Data about app and page elements:
◆ ◆ ◆ ◆ ◆
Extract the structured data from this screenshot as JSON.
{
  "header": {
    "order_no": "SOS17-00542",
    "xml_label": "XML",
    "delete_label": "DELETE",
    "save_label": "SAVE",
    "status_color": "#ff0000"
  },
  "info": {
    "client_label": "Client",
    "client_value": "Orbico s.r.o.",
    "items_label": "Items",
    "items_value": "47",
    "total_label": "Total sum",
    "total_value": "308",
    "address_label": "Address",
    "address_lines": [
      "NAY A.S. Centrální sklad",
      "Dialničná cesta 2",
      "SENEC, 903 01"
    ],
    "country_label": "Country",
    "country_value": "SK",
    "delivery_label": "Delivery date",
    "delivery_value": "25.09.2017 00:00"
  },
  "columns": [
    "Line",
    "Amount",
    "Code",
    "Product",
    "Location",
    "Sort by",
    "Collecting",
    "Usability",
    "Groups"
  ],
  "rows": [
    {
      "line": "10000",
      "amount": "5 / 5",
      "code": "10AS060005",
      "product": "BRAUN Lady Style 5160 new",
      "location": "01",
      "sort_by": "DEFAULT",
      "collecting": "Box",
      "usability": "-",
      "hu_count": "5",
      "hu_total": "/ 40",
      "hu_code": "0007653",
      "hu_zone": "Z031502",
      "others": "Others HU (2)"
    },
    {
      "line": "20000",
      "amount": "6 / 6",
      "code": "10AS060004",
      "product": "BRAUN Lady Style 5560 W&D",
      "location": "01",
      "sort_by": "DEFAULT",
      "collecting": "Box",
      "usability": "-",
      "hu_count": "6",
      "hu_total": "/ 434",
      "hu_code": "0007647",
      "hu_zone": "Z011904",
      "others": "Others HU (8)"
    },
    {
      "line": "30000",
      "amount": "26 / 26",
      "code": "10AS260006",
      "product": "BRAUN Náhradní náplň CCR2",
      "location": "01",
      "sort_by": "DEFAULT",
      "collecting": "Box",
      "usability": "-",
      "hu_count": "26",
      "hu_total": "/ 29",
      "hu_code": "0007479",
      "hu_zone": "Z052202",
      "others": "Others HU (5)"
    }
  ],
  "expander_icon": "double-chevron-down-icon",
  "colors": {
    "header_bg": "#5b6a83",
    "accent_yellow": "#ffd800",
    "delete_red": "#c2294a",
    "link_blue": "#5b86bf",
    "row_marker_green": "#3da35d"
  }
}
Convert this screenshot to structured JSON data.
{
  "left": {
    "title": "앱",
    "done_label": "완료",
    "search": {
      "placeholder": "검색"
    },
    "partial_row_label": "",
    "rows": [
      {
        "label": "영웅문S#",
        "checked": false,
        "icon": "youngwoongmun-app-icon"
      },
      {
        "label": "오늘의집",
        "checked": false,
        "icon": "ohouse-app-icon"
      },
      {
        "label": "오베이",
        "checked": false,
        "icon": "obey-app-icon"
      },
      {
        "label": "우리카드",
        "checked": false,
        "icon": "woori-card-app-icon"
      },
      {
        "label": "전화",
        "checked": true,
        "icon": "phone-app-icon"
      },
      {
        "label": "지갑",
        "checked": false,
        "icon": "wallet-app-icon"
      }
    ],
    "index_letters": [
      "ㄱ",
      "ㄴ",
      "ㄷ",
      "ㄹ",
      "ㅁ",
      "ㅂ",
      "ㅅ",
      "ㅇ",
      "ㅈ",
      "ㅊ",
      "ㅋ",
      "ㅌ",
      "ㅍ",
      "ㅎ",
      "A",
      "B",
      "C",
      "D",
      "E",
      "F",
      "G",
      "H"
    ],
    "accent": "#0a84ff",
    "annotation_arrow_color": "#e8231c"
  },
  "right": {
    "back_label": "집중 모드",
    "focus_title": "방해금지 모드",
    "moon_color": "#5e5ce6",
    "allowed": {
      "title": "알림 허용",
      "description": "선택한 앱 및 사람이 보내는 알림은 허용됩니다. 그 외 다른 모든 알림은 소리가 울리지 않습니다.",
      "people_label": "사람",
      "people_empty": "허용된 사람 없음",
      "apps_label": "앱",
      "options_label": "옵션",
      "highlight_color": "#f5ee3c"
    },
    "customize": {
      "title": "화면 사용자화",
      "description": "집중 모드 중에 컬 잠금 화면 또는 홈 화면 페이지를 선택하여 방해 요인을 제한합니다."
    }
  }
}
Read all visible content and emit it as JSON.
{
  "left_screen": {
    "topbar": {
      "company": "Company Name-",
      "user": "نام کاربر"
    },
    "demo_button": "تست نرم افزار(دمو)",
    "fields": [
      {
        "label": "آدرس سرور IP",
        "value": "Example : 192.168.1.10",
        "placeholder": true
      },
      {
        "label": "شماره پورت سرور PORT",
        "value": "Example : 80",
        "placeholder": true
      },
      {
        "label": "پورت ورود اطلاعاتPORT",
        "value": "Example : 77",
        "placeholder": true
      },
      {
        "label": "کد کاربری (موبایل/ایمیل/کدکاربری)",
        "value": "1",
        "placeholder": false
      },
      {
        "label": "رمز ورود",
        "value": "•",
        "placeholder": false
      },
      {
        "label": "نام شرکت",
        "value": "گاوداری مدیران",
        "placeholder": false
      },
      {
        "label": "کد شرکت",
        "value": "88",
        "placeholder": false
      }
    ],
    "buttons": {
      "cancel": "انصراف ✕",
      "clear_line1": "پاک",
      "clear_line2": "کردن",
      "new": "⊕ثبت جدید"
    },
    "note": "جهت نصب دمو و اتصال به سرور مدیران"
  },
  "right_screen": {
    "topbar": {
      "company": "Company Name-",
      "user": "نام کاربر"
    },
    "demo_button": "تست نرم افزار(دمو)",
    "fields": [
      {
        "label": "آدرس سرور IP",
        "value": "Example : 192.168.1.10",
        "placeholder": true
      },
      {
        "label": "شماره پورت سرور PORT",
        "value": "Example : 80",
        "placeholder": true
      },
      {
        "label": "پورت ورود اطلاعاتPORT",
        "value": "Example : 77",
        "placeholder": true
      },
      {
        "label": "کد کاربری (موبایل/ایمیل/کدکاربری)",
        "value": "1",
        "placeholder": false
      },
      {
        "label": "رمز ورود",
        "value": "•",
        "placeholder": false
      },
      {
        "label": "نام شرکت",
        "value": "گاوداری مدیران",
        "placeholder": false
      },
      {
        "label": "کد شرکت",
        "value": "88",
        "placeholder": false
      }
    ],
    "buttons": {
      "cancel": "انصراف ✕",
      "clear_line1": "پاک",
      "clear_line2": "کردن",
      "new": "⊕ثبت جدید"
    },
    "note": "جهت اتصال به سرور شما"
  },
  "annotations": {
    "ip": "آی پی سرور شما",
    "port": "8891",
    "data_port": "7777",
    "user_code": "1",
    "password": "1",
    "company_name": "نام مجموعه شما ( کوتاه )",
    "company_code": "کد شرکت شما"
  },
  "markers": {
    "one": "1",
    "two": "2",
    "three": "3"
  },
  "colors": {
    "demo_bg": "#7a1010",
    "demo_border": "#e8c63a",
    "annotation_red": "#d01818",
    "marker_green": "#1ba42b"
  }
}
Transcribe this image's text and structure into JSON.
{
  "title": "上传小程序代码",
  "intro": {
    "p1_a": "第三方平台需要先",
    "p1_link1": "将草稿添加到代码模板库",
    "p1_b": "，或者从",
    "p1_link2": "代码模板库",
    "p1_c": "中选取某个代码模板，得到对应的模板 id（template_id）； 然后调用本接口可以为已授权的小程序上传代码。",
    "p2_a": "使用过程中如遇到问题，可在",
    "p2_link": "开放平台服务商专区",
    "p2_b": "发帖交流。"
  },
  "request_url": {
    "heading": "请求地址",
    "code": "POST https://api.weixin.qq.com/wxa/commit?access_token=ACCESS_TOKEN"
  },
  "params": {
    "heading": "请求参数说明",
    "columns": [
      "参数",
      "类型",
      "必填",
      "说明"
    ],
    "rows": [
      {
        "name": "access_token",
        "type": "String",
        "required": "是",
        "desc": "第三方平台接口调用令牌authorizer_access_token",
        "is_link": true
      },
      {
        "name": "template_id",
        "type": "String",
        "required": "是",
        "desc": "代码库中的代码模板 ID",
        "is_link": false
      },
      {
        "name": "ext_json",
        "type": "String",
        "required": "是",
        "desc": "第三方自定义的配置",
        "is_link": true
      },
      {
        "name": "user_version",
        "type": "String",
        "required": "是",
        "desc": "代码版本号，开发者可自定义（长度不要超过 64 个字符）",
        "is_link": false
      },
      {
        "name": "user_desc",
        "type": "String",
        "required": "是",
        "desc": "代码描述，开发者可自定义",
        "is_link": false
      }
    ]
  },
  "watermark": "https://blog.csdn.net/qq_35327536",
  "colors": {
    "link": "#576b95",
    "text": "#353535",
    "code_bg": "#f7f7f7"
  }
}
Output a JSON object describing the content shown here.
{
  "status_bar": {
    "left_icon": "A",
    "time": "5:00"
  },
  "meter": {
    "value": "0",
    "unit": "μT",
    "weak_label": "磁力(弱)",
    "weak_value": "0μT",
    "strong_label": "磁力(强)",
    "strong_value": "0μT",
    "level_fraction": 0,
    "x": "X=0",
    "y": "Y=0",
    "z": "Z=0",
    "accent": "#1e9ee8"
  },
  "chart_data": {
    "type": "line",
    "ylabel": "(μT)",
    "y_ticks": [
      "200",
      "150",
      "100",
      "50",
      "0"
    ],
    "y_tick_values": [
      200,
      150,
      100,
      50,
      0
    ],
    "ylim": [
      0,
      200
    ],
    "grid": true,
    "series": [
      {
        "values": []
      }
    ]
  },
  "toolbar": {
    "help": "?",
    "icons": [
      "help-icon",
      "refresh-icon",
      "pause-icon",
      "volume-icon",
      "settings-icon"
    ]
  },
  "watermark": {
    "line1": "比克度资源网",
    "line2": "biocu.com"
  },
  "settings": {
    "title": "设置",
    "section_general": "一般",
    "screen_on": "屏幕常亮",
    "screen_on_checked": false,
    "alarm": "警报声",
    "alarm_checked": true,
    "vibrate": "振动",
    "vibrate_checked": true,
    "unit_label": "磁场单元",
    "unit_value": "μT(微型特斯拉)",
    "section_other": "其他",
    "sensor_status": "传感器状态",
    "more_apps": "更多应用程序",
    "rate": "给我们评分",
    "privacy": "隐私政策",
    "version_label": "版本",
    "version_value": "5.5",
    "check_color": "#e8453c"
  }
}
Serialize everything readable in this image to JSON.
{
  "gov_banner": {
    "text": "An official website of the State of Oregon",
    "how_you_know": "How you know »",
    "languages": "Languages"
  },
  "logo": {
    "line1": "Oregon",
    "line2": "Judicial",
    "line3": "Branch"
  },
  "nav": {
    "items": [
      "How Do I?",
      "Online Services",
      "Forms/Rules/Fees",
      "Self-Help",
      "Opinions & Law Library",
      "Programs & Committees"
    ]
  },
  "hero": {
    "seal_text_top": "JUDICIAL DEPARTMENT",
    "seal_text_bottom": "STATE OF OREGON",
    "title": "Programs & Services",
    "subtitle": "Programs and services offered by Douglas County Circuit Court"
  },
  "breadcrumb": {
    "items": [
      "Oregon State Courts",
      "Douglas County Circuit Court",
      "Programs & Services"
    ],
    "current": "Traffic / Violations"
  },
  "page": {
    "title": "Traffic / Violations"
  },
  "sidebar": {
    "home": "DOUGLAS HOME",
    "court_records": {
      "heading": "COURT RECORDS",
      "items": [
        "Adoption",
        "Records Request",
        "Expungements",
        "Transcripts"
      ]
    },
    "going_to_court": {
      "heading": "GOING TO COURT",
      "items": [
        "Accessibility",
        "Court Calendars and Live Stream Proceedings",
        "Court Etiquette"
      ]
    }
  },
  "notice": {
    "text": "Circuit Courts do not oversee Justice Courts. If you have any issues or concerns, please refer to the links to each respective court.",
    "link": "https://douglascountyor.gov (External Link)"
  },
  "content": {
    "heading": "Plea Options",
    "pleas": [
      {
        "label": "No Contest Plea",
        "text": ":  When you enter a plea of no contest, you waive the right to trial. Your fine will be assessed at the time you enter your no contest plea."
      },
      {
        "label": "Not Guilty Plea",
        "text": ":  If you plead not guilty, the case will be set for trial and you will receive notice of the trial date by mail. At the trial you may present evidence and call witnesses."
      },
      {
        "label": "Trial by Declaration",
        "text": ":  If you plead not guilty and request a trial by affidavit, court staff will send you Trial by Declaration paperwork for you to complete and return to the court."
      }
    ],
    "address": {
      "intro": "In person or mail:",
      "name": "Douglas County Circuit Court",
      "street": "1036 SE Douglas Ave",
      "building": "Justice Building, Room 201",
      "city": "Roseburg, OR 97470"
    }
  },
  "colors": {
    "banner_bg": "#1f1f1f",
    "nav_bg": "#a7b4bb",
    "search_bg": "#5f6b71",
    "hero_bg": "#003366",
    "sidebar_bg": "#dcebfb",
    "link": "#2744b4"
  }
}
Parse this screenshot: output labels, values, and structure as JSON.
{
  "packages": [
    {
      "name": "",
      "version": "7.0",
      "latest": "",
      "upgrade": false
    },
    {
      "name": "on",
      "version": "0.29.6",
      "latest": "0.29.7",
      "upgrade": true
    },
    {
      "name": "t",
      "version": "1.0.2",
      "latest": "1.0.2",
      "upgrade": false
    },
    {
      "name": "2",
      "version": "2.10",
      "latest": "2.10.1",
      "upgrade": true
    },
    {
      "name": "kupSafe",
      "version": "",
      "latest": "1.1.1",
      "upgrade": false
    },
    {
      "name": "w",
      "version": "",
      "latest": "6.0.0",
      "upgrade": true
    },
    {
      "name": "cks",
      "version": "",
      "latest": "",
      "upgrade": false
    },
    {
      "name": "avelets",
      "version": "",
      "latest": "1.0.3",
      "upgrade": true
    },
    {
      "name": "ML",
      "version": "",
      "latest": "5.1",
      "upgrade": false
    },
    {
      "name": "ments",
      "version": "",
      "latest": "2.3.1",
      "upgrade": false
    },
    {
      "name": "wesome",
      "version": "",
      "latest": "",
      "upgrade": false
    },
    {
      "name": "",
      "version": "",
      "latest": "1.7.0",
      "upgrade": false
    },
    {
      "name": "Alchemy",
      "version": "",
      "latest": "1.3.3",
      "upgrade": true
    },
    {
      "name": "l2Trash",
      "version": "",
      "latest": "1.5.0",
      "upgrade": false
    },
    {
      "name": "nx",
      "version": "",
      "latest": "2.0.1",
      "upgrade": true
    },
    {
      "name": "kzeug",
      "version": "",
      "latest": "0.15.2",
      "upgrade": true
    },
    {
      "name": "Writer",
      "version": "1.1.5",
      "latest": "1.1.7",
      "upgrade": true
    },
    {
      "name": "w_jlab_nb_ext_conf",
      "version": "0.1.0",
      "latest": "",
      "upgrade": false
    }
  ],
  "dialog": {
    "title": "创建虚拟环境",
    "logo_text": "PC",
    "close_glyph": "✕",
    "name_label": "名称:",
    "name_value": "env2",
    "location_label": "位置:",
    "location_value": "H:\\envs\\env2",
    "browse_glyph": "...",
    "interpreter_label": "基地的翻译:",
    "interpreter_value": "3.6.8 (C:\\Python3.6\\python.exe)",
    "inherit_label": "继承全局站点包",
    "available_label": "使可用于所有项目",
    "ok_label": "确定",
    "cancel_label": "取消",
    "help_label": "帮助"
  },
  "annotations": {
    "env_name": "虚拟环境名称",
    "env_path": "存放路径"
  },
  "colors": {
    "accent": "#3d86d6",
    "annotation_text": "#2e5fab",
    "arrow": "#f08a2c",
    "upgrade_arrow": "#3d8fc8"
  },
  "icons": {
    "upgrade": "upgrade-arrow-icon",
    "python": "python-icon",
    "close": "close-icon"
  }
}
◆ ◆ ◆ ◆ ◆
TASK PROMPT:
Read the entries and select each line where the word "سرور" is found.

COMPLETED TASK:
        "label": "آدرس سرور IP",
        "label": "شماره پورت سرور PORT",
    "note": "جهت نصب دمو و اتصال به سرور مدیران"
        "label": "آدرس سرور IP",
        "label": "شماره پورت سرور PORT",
    "note": "جهت اتصال به سرور شما"
    "ip": "آی پی سرور شما",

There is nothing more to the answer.